» Problem: Write out every record below exactly as given. Leave the pictures out.
--- Excerpted records Enclosed Below ---
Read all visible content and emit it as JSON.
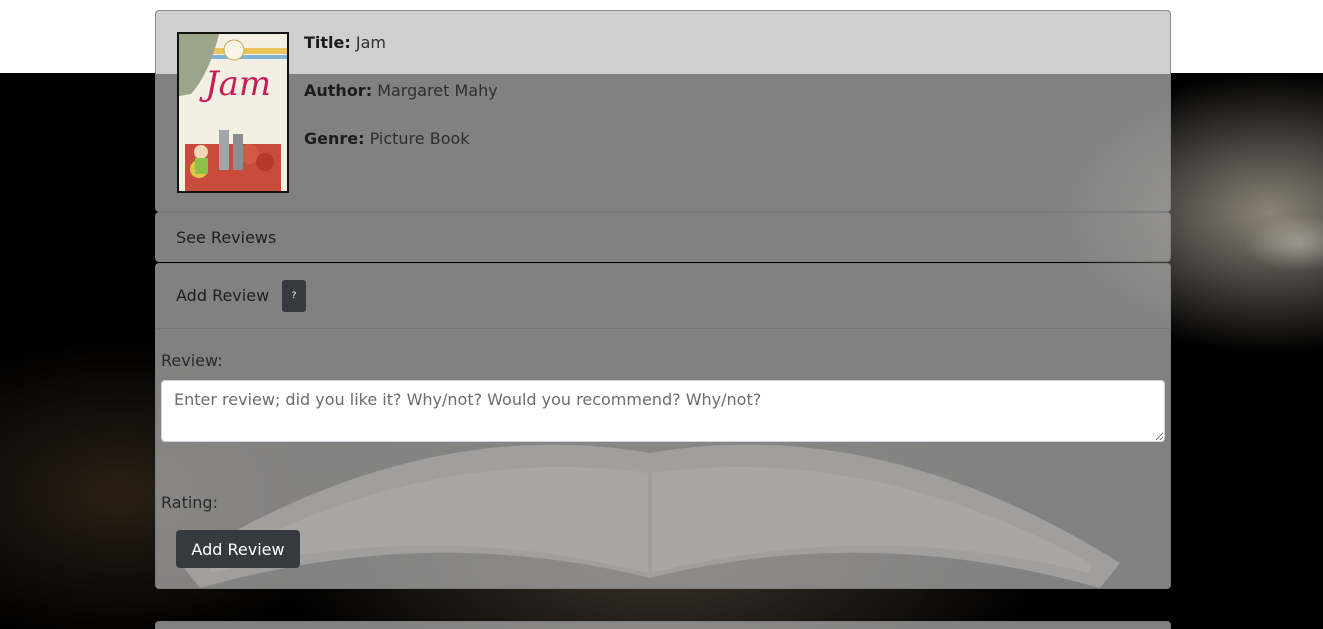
{
  "book": {
    "title_label": "Title:",
    "title": "Jam",
    "author_label": "Author:",
    "author": "Margaret Mahy",
    "genre_label": "Genre:",
    "genre": "Picture Book",
    "cover_text": "Jam"
  },
  "see_reviews": {
    "label": "See Reviews"
  },
  "add_review": {
    "header_label": "Add Review",
    "help_label": "?",
    "review_label": "Review:",
    "review_placeholder": "Enter review; did you like it? Why/not? Would you recommend? Why/not?",
    "review_value": "",
    "rating_label": "Rating:",
    "submit_label": "Add Review"
  },
  "colors": {
    "button_dark": "#343a40",
    "card_bg": "#a5a5a5",
    "background": "#000000"
  }
}
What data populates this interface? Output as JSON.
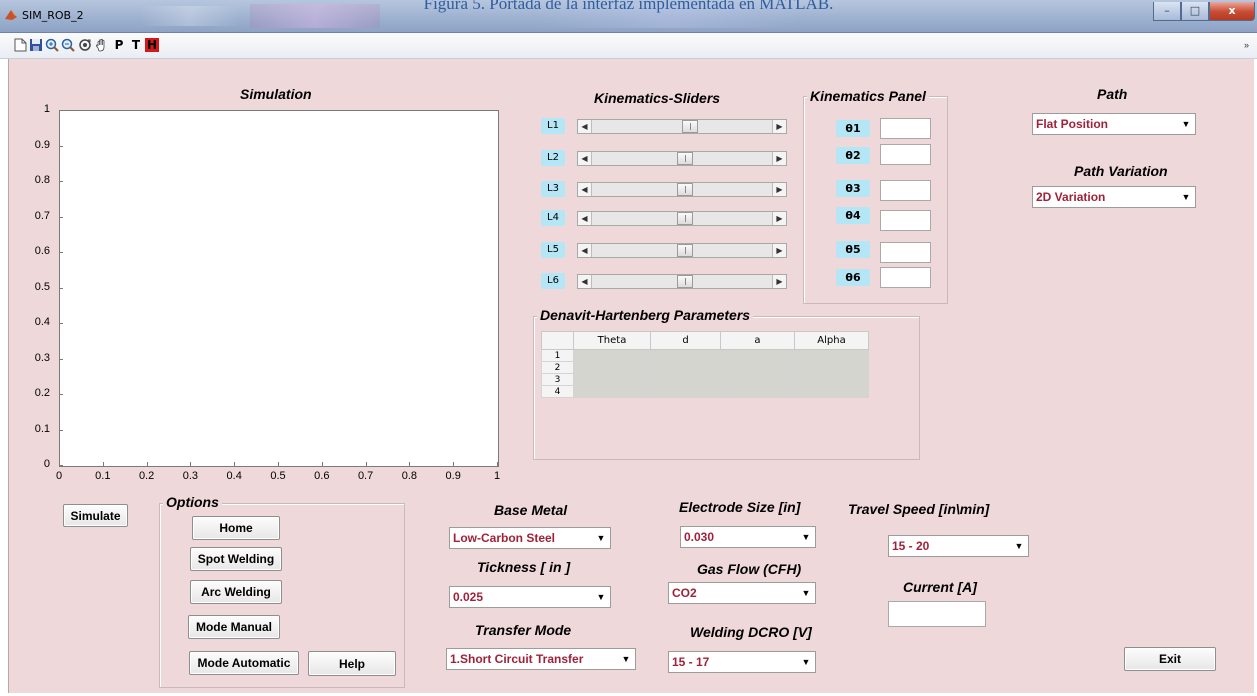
{
  "caption": "Figura 5. Portada de la interfaz implementada en MATLAB.",
  "window": {
    "title": "SIM_ROB_2",
    "controls": {
      "minimize": "–",
      "maximize": "□",
      "close": "x"
    }
  },
  "toolbar": {
    "icons": [
      "new-file-icon",
      "save-icon",
      "zoom-in-icon",
      "zoom-out-icon",
      "rotate-3d-icon",
      "pan-hand-icon",
      "p-icon",
      "t-icon",
      "h-icon"
    ],
    "p_label": "P",
    "t_label": "T",
    "h_label": "H",
    "overflow_arrow": "»"
  },
  "axes": {
    "title": "Simulation",
    "yticks": [
      "1",
      "0.9",
      "0.8",
      "0.7",
      "0.6",
      "0.5",
      "0.4",
      "0.3",
      "0.2",
      "0.1",
      "0"
    ],
    "xticks": [
      "0",
      "0.1",
      "0.2",
      "0.3",
      "0.4",
      "0.5",
      "0.6",
      "0.7",
      "0.8",
      "0.9",
      "1"
    ]
  },
  "buttons": {
    "simulate": "Simulate",
    "home": "Home",
    "spot_welding": "Spot Welding",
    "arc_welding": "Arc Welding",
    "mode_manual": "Mode Manual",
    "mode_automatic": "Mode Automatic",
    "help": "Help",
    "exit": "Exit"
  },
  "options_panel": {
    "title": "Options"
  },
  "kinematics_sliders": {
    "title": "Kinematics-Sliders",
    "sliders": [
      {
        "label": "L1",
        "value_fraction": 0.54
      },
      {
        "label": "L2",
        "value_fraction": 0.51
      },
      {
        "label": "L3",
        "value_fraction": 0.51
      },
      {
        "label": "L4",
        "value_fraction": 0.51
      },
      {
        "label": "L5",
        "value_fraction": 0.51
      },
      {
        "label": "L6",
        "value_fraction": 0.51
      }
    ]
  },
  "kinematics_panel": {
    "title": "Kinematics Panel",
    "thetas": [
      {
        "label": "θ1",
        "value": ""
      },
      {
        "label": "θ2",
        "value": ""
      },
      {
        "label": "θ3",
        "value": ""
      },
      {
        "label": "θ4",
        "value": ""
      },
      {
        "label": "θ5",
        "value": ""
      },
      {
        "label": "θ6",
        "value": ""
      }
    ]
  },
  "dh_parameters": {
    "title": "Denavit-Hartenberg Parameters",
    "columns": [
      "Theta",
      "d",
      "a",
      "Alpha"
    ],
    "rows": [
      "1",
      "2",
      "3",
      "4"
    ]
  },
  "path": {
    "title": "Path",
    "selected": "Flat Position",
    "variation_title": "Path Variation",
    "variation_selected": "2D Variation"
  },
  "welding": {
    "base_metal": {
      "label": "Base Metal",
      "selected": "Low-Carbon Steel"
    },
    "thickness": {
      "label": "Tickness  [ in ]",
      "selected": "0.025"
    },
    "transfer_mode": {
      "label": "Transfer Mode",
      "selected": "1.Short Circuit Transfer"
    },
    "electrode_size": {
      "label": "Electrode Size [in]",
      "selected": "0.030"
    },
    "gas_flow": {
      "label": "Gas Flow (CFH)",
      "selected": "CO2"
    },
    "welding_dcro": {
      "label": "Welding DCRO [V]",
      "selected": "15 - 17"
    },
    "travel_speed": {
      "label": "Travel Speed [in\\min]",
      "selected": "15 - 20"
    },
    "current": {
      "label": "Current [A]",
      "value": ""
    }
  },
  "colors": {
    "figure_bg": "#efd8da",
    "accent_label_bg": "#b5e6f5",
    "dropdown_text": "#a0223a"
  }
}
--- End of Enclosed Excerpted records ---
» Solution to the exercise:
Read all visible content and emit it as JSON.
{
  "book": {
    "title_label": "Title:",
    "title": "Jam",
    "author_label": "Author:",
    "author": "Margaret Mahy",
    "genre_label": "Genre:",
    "genre": "Picture Book",
    "cover_text": "Jam"
  },
  "see_reviews": {
    "label": "See Reviews"
  },
  "add_review": {
    "header_label": "Add Review",
    "help_label": "?",
    "review_label": "Review:",
    "review_placeholder": "Enter review; did you like it? Why/not? Would you recommend? Why/not?",
    "review_value": "",
    "rating_label": "Rating:",
    "submit_label": "Add Review"
  },
  "colors": {
    "button_dark": "#343a40",
    "card_bg": "#a5a5a5",
    "background": "#000000"
  }
}
What data populates this interface? Output as JSON.
{
  "caption": "Figura 5. Portada de la interfaz implementada en MATLAB.",
  "window": {
    "title": "SIM_ROB_2",
    "controls": {
      "minimize": "–",
      "maximize": "□",
      "close": "x"
    }
  },
  "toolbar": {
    "icons": [
      "new-file-icon",
      "save-icon",
      "zoom-in-icon",
      "zoom-out-icon",
      "rotate-3d-icon",
      "pan-hand-icon",
      "p-icon",
      "t-icon",
      "h-icon"
    ],
    "p_label": "P",
    "t_label": "T",
    "h_label": "H",
    "overflow_arrow": "»"
  },
  "axes": {
    "title": "Simulation",
    "yticks": [
      "1",
      "0.9",
      "0.8",
      "0.7",
      "0.6",
      "0.5",
      "0.4",
      "0.3",
      "0.2",
      "0.1",
      "0"
    ],
    "xticks": [
      "0",
      "0.1",
      "0.2",
      "0.3",
      "0.4",
      "0.5",
      "0.6",
      "0.7",
      "0.8",
      "0.9",
      "1"
    ]
  },
  "buttons": {
    "simulate": "Simulate",
    "home": "Home",
    "spot_welding": "Spot Welding",
    "arc_welding": "Arc Welding",
    "mode_manual": "Mode Manual",
    "mode_automatic": "Mode Automatic",
    "help": "Help",
    "exit": "Exit"
  },
  "options_panel": {
    "title": "Options"
  },
  "kinematics_sliders": {
    "title": "Kinematics-Sliders",
    "sliders": [
      {
        "label": "L1",
        "value_fraction": 0.54
      },
      {
        "label": "L2",
        "value_fraction": 0.51
      },
      {
        "label": "L3",
        "value_fraction": 0.51
      },
      {
        "label": "L4",
        "value_fraction": 0.51
      },
      {
        "label": "L5",
        "value_fraction": 0.51
      },
      {
        "label": "L6",
        "value_fraction": 0.51
      }
    ]
  },
  "kinematics_panel": {
    "title": "Kinematics Panel",
    "thetas": [
      {
        "label": "θ1",
        "value": ""
      },
      {
        "label": "θ2",
        "value": ""
      },
      {
        "label": "θ3",
        "value": ""
      },
      {
        "label": "θ4",
        "value": ""
      },
      {
        "label": "θ5",
        "value": ""
      },
      {
        "label": "θ6",
        "value": ""
      }
    ]
  },
  "dh_parameters": {
    "title": "Denavit-Hartenberg Parameters",
    "columns": [
      "Theta",
      "d",
      "a",
      "Alpha"
    ],
    "rows": [
      "1",
      "2",
      "3",
      "4"
    ]
  },
  "path": {
    "title": "Path",
    "selected": "Flat Position",
    "variation_title": "Path Variation",
    "variation_selected": "2D Variation"
  },
  "welding": {
    "base_metal": {
      "label": "Base Metal",
      "selected": "Low-Carbon Steel"
    },
    "thickness": {
      "label": "Tickness  [ in ]",
      "selected": "0.025"
    },
    "transfer_mode": {
      "label": "Transfer Mode",
      "selected": "1.Short Circuit Transfer"
    },
    "electrode_size": {
      "label": "Electrode Size [in]",
      "selected": "0.030"
    },
    "gas_flow": {
      "label": "Gas Flow (CFH)",
      "selected": "CO2"
    },
    "welding_dcro": {
      "label": "Welding DCRO [V]",
      "selected": "15 - 17"
    },
    "travel_speed": {
      "label": "Travel Speed [in\\min]",
      "selected": "15 - 20"
    },
    "current": {
      "label": "Current [A]",
      "value": ""
    }
  },
  "colors": {
    "figure_bg": "#efd8da",
    "accent_label_bg": "#b5e6f5",
    "dropdown_text": "#a0223a"
  }
}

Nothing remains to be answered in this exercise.